— PROVIDED ENTRIES —
+---+

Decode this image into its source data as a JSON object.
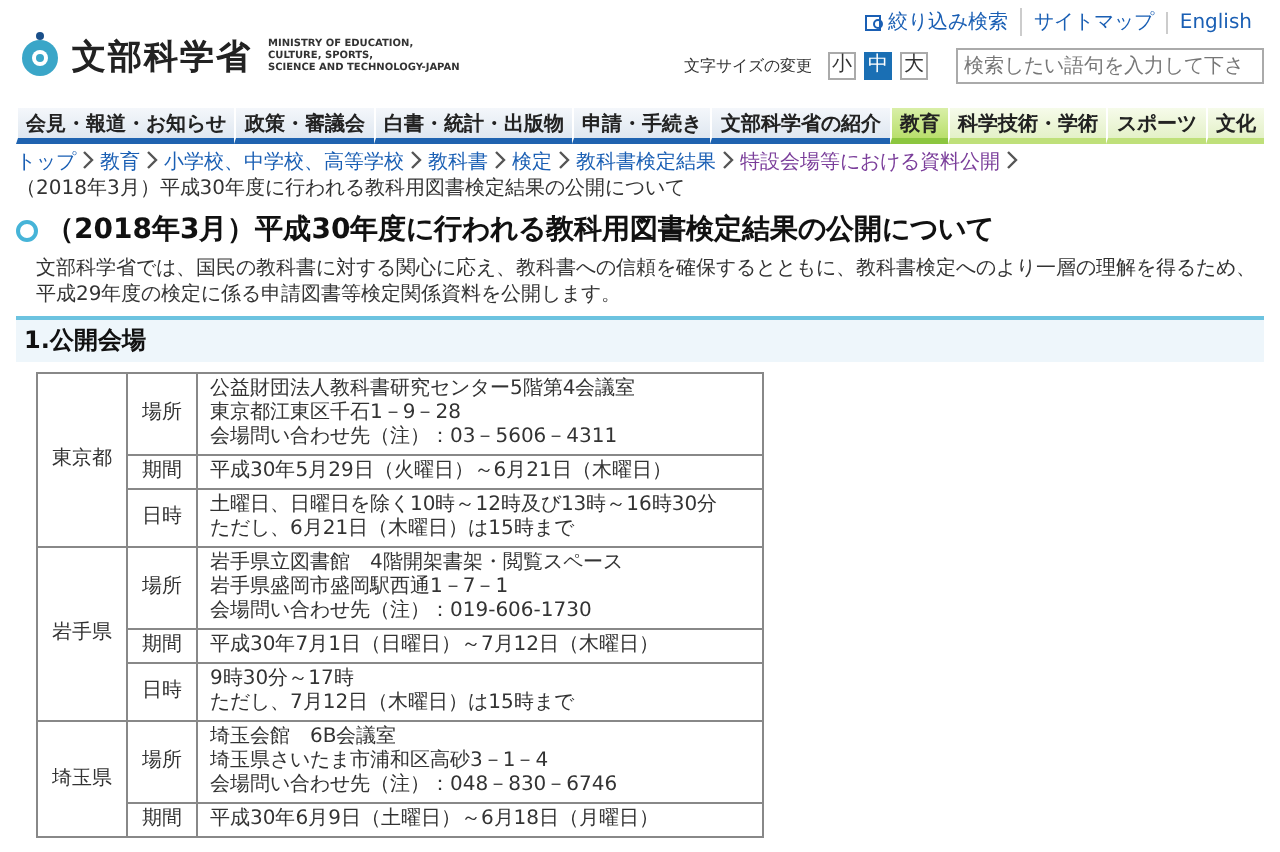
{
  "header": {
    "logo_text": "文部科学省",
    "logo_subtitle": [
      "MINISTRY OF EDUCATION,",
      "CULTURE, SPORTS,",
      "SCIENCE AND TECHNOLOGY-JAPAN"
    ],
    "top_links": [
      "絞り込み検索",
      "サイトマップ",
      "English"
    ],
    "font_size": {
      "label": "文字サイズの変更",
      "options": [
        {
          "label": "小",
          "selected": false
        },
        {
          "label": "中",
          "selected": true
        },
        {
          "label": "大",
          "selected": false
        }
      ]
    },
    "search": {
      "placeholder": "検索したい語句を入力して下さ"
    }
  },
  "nav": [
    {
      "label": "会見・報道・お知らせ",
      "kind": "ministry",
      "selected": false
    },
    {
      "label": "政策・審議会",
      "kind": "ministry",
      "selected": false
    },
    {
      "label": "白書・統計・出版物",
      "kind": "ministry",
      "selected": false
    },
    {
      "label": "申請・手続き",
      "kind": "ministry",
      "selected": false
    },
    {
      "label": "文部科学省の紹介",
      "kind": "ministry",
      "selected": false
    },
    {
      "label": "教育",
      "kind": "field",
      "selected": true
    },
    {
      "label": "科学技術・学術",
      "kind": "field",
      "selected": false
    },
    {
      "label": "スポーツ",
      "kind": "field",
      "selected": false
    },
    {
      "label": "文化",
      "kind": "field",
      "selected": false
    }
  ],
  "breadcrumb": [
    {
      "label": "トップ",
      "kind": "link"
    },
    {
      "label": "教育",
      "kind": "link"
    },
    {
      "label": "小学校、中学校、高等学校",
      "kind": "link"
    },
    {
      "label": "教科書",
      "kind": "link"
    },
    {
      "label": "検定",
      "kind": "link"
    },
    {
      "label": "教科書検定結果",
      "kind": "link"
    },
    {
      "label": "特設会場等における資料公開",
      "kind": "visited"
    },
    {
      "label": "（2018年3月）平成30年度に行われる教科用図書検定結果の公開について",
      "kind": "current"
    }
  ],
  "title": "（2018年3月）平成30年度に行われる教科用図書検定結果の公開について",
  "intro": "文部科学省では、国民の教科書に対する関心に応え、教科書への信頼を確保するとともに、教科書検定へのより一層の理解を得るため、平成29年度の検定に係る申請図書等検定関係資料を公開します。",
  "section_heading": "1.公開会場",
  "venues": [
    {
      "prefecture": "東京都",
      "rows": [
        {
          "label": "場所",
          "lines": [
            "公益財団法人教科書研究センター5階第4会議室",
            "東京都江東区千石1－9－28",
            "会場問い合わせ先（注）：03－5606－4311"
          ]
        },
        {
          "label": "期間",
          "lines": [
            "平成30年5月29日（火曜日）～6月21日（木曜日）"
          ]
        },
        {
          "label": "日時",
          "lines": [
            "土曜日、日曜日を除く10時～12時及び13時～16時30分",
            "ただし、6月21日（木曜日）は15時まで"
          ]
        }
      ]
    },
    {
      "prefecture": "岩手県",
      "rows": [
        {
          "label": "場所",
          "lines": [
            "岩手県立図書館　4階開架書架・閲覧スペース",
            "岩手県盛岡市盛岡駅西通1－7－1",
            "会場問い合わせ先（注）：019-606-1730"
          ]
        },
        {
          "label": "期間",
          "lines": [
            "平成30年7月1日（日曜日）～7月12日（木曜日）"
          ]
        },
        {
          "label": "日時",
          "lines": [
            "9時30分～17時",
            "ただし、7月12日（木曜日）は15時まで"
          ]
        }
      ]
    },
    {
      "prefecture": "埼玉県",
      "rows": [
        {
          "label": "場所",
          "lines": [
            "埼玉会館　6B会議室",
            "埼玉県さいたま市浦和区高砂3－1－4",
            "会場問い合わせ先（注）：048－830－6746"
          ]
        },
        {
          "label": "期間",
          "lines": [
            "平成30年6月9日（土曜日）～6月18日（月曜日）"
          ]
        }
      ]
    }
  ]
}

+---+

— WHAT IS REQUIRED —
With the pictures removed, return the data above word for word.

— EXPECTED OUTPUT —
Decode this image into its source data as a JSON object.
{
  "header": {
    "logo_text": "文部科学省",
    "logo_subtitle": [
      "MINISTRY OF EDUCATION,",
      "CULTURE, SPORTS,",
      "SCIENCE AND TECHNOLOGY-JAPAN"
    ],
    "top_links": [
      "絞り込み検索",
      "サイトマップ",
      "English"
    ],
    "font_size": {
      "label": "文字サイズの変更",
      "options": [
        {
          "label": "小",
          "selected": false
        },
        {
          "label": "中",
          "selected": true
        },
        {
          "label": "大",
          "selected": false
        }
      ]
    },
    "search": {
      "placeholder": "検索したい語句を入力して下さ"
    }
  },
  "nav": [
    {
      "label": "会見・報道・お知らせ",
      "kind": "ministry",
      "selected": false
    },
    {
      "label": "政策・審議会",
      "kind": "ministry",
      "selected": false
    },
    {
      "label": "白書・統計・出版物",
      "kind": "ministry",
      "selected": false
    },
    {
      "label": "申請・手続き",
      "kind": "ministry",
      "selected": false
    },
    {
      "label": "文部科学省の紹介",
      "kind": "ministry",
      "selected": false
    },
    {
      "label": "教育",
      "kind": "field",
      "selected": true
    },
    {
      "label": "科学技術・学術",
      "kind": "field",
      "selected": false
    },
    {
      "label": "スポーツ",
      "kind": "field",
      "selected": false
    },
    {
      "label": "文化",
      "kind": "field",
      "selected": false
    }
  ],
  "breadcrumb": [
    {
      "label": "トップ",
      "kind": "link"
    },
    {
      "label": "教育",
      "kind": "link"
    },
    {
      "label": "小学校、中学校、高等学校",
      "kind": "link"
    },
    {
      "label": "教科書",
      "kind": "link"
    },
    {
      "label": "検定",
      "kind": "link"
    },
    {
      "label": "教科書検定結果",
      "kind": "link"
    },
    {
      "label": "特設会場等における資料公開",
      "kind": "visited"
    },
    {
      "label": "（2018年3月）平成30年度に行われる教科用図書検定結果の公開について",
      "kind": "current"
    }
  ],
  "title": "（2018年3月）平成30年度に行われる教科用図書検定結果の公開について",
  "intro": "文部科学省では、国民の教科書に対する関心に応え、教科書への信頼を確保するとともに、教科書検定へのより一層の理解を得るため、平成29年度の検定に係る申請図書等検定関係資料を公開します。",
  "section_heading": "1.公開会場",
  "venues": [
    {
      "prefecture": "東京都",
      "rows": [
        {
          "label": "場所",
          "lines": [
            "公益財団法人教科書研究センター5階第4会議室",
            "東京都江東区千石1－9－28",
            "会場問い合わせ先（注）：03－5606－4311"
          ]
        },
        {
          "label": "期間",
          "lines": [
            "平成30年5月29日（火曜日）～6月21日（木曜日）"
          ]
        },
        {
          "label": "日時",
          "lines": [
            "土曜日、日曜日を除く10時～12時及び13時～16時30分",
            "ただし、6月21日（木曜日）は15時まで"
          ]
        }
      ]
    },
    {
      "prefecture": "岩手県",
      "rows": [
        {
          "label": "場所",
          "lines": [
            "岩手県立図書館　4階開架書架・閲覧スペース",
            "岩手県盛岡市盛岡駅西通1－7－1",
            "会場問い合わせ先（注）：019-606-1730"
          ]
        },
        {
          "label": "期間",
          "lines": [
            "平成30年7月1日（日曜日）～7月12日（木曜日）"
          ]
        },
        {
          "label": "日時",
          "lines": [
            "9時30分～17時",
            "ただし、7月12日（木曜日）は15時まで"
          ]
        }
      ]
    },
    {
      "prefecture": "埼玉県",
      "rows": [
        {
          "label": "場所",
          "lines": [
            "埼玉会館　6B会議室",
            "埼玉県さいたま市浦和区高砂3－1－4",
            "会場問い合わせ先（注）：048－830－6746"
          ]
        },
        {
          "label": "期間",
          "lines": [
            "平成30年6月9日（土曜日）～6月18日（月曜日）"
          ]
        }
      ]
    }
  ]
}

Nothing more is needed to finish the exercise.